from 0 than would be expected if {3 = against {3 = O.

This constitutes strong evidence

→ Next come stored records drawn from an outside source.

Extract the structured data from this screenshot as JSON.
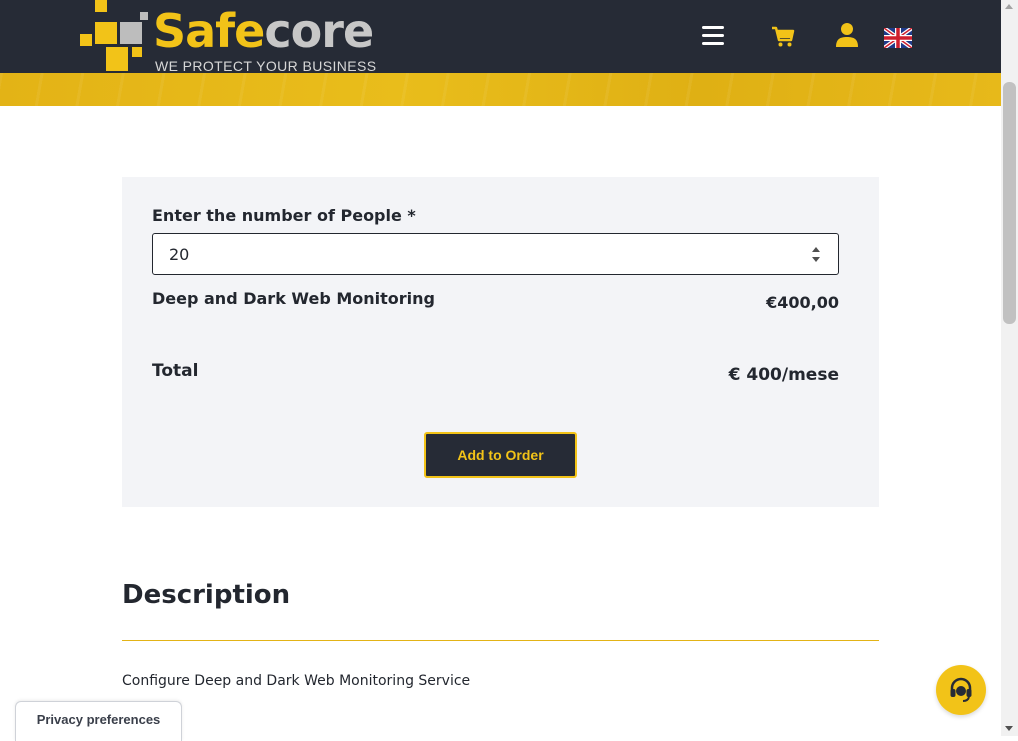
{
  "header": {
    "brand": {
      "part1": "Safe",
      "part2": "core",
      "tagline": "WE PROTECT YOUR BUSINESS"
    },
    "icons": {
      "menu": "menu-icon",
      "cart": "cart-icon",
      "account": "user-icon",
      "language": "uk-flag-icon"
    }
  },
  "form": {
    "people_label": "Enter the number of People *",
    "people_value": "20",
    "service_name": "Deep and Dark Web Monitoring",
    "service_price": "€400,00",
    "total_label": "Total",
    "total_value": "€ 400/mese",
    "add_button": "Add to Order"
  },
  "description": {
    "title": "Description",
    "text": "Configure Deep and Dark Web Monitoring Service"
  },
  "footer": {
    "privacy_label": "Privacy preferences",
    "support_icon": "headset-icon"
  },
  "colors": {
    "accent": "#f2c318",
    "dark": "#262b36",
    "panel": "#f3f4f7"
  }
}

Reasonableness of the Formula for SD(P). Consider formula (3.4). It implies that SD(~) is smaller when (7' is smaller, that is, when the variability of the random errors is smaller. This makes sense since we should be able to estimate {3 more accurately in the presence of smaller errors. Also, SD(~) is smaller when L(x i - i)2 is larger, that is, when the x-values are more spread out. This also makes sense if we think about the following analogy. Suppose we want to use a pencil and ruler to draw a horizontal line 10 centimeters above the bottom of a sheet of paper. We could draw two points 10 centimeters above the bottom and then align the ruler on these two points and draw a line. Because of human error, the line would not be exactly horizontal. To get the line to be as horizontal as possible, we would choose the two points to be on opposite edges of the sheet of paper, that is, as spread out as possible. Estimating (J". A natural estimate of the standard deviation of the population of errors is the standard deviation of the sample of estimated errors, that is, of the residuals i = Yi ~Xi. This estimate is I( n - 1) , but instead of using this, we modify it slightly and use formula (3.3). The modification has the nice feature that &2 is an unbiased estimate of (7'2. The divisor n - 2 in formula (3.3) is sometimes called the degrees of freedom of the estimate &2. The subtraction of 2 from n corresponds to the fact that we must estimate two parameters a and {3 in order to form the residuals i